10. We Are Very Competitive Internationally
This is my tenth reason. That we are now very competitive has to be a major plus for the future. Sustained low inflation and on-going productivity gains will help to hold the competitive edge conferred by the 20 per cent fall in the exchange rate over the past two years.
In real terms, our exchange rate is low by historical standards (see Graph 14), and the recent gains are unlikely to be frittered away by renewed domestic inflation. Unit labour costs in Australia are 30 to 40 per cent lower, relative to our key trading partners, than they were a decade ago, and 50 per cent lower than at the worst point in the mid 1970s.
I have talked today mainly about facts and specific data that could be illustrated with a graph. I conclude with a more nebulous idea – that the most important change, and the most important reason for optimism about Australia, is an attitudinal shift. No longer do manufacturers, for example, look to tariff protection to shelter them from overseas competition or domestic cost pressures. No longer do Australian workers assume that they can achieve wage levels without regard for overseas conditions and competition. Employers and employees are coming to grips with the reality of competing in international markets and, to do this, ‘world best practice’ is becoming the watchword.

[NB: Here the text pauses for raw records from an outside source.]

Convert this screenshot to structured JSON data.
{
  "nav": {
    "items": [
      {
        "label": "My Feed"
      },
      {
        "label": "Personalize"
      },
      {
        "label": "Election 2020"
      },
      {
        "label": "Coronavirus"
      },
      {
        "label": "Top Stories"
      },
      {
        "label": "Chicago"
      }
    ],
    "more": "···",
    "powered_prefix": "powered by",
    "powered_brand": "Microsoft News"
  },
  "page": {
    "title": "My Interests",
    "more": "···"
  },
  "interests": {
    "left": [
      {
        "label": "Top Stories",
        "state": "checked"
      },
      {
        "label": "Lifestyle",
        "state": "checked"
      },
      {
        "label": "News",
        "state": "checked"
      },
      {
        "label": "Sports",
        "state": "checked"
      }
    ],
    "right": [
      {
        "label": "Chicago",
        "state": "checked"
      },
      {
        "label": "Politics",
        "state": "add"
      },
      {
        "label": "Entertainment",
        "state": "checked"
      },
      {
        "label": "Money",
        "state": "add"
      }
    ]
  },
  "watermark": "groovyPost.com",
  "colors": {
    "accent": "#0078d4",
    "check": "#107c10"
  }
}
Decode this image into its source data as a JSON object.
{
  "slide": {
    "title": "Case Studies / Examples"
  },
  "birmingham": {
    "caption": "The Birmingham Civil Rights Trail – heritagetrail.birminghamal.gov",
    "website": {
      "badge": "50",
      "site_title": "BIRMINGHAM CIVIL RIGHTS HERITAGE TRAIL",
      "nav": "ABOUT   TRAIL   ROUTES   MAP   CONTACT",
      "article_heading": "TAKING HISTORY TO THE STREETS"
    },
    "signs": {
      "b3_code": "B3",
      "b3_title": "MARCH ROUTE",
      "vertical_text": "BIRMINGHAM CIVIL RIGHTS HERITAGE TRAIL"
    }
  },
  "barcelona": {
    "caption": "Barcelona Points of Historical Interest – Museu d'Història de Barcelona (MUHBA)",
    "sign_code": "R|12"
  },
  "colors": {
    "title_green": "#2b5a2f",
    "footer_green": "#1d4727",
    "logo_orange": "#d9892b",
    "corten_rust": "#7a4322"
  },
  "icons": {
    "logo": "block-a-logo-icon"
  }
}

The attitudinal change is not total, nor has it always been translated fully into practice. But the transformation is well underway and there is no notion of turning back. Despite a sharp downturn and protracted recovery, the longer term measures to create a more competitive economy have continued unabated. Australians are ready to step forward and meet the challenge of greater internationalisation – they are understanding that in the short term it is painful, but in the longer term essential.